▼▼▼
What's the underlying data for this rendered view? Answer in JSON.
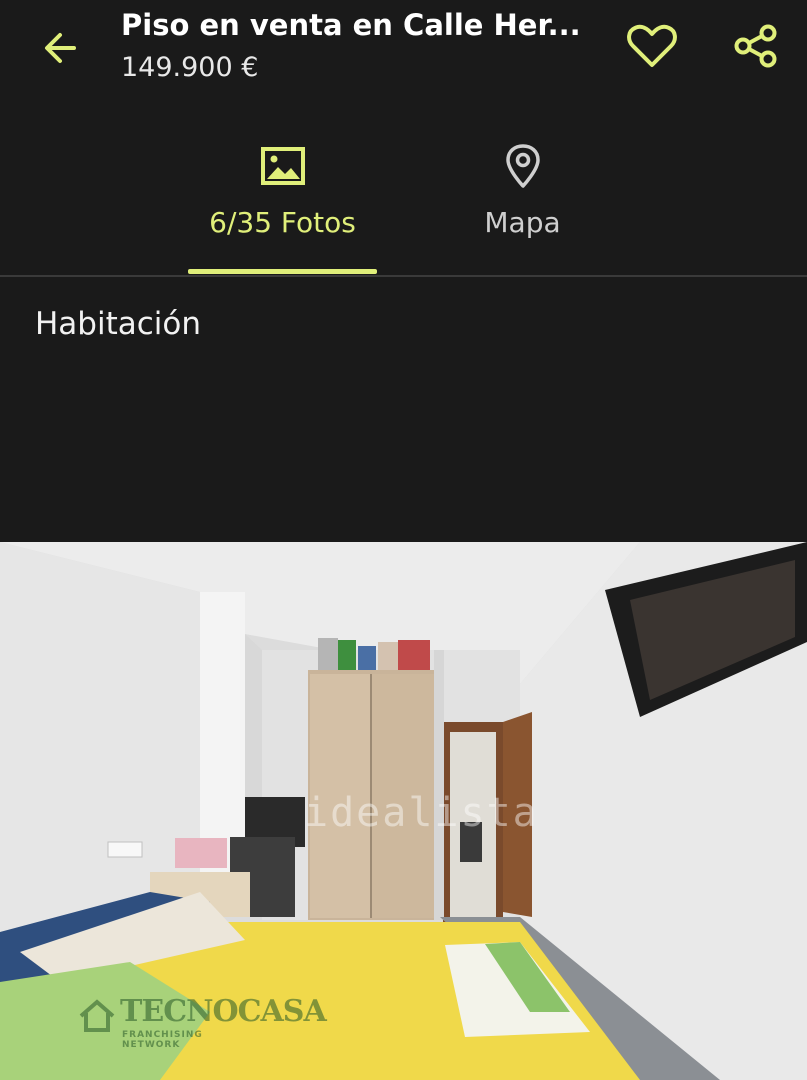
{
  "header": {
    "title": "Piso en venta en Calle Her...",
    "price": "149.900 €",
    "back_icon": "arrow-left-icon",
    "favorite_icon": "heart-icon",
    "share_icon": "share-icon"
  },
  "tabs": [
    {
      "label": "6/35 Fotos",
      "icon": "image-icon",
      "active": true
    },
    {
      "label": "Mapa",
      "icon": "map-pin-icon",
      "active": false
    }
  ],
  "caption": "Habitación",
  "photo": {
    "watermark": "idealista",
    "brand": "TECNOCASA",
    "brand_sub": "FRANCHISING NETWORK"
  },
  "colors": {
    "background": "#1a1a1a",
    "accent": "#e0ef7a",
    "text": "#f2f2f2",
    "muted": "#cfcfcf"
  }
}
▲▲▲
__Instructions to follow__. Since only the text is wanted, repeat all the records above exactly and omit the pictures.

__Expected output__.
What's the underlying data for this rendered view? Answer in JSON.
{
  "header": {
    "title": "Piso en venta en Calle Her...",
    "price": "149.900 €",
    "back_icon": "arrow-left-icon",
    "favorite_icon": "heart-icon",
    "share_icon": "share-icon"
  },
  "tabs": [
    {
      "label": "6/35 Fotos",
      "icon": "image-icon",
      "active": true
    },
    {
      "label": "Mapa",
      "icon": "map-pin-icon",
      "active": false
    }
  ],
  "caption": "Habitación",
  "photo": {
    "watermark": "idealista",
    "brand": "TECNOCASA",
    "brand_sub": "FRANCHISING NETWORK"
  },
  "colors": {
    "background": "#1a1a1a",
    "accent": "#e0ef7a",
    "text": "#f2f2f2",
    "muted": "#cfcfcf"
  }
}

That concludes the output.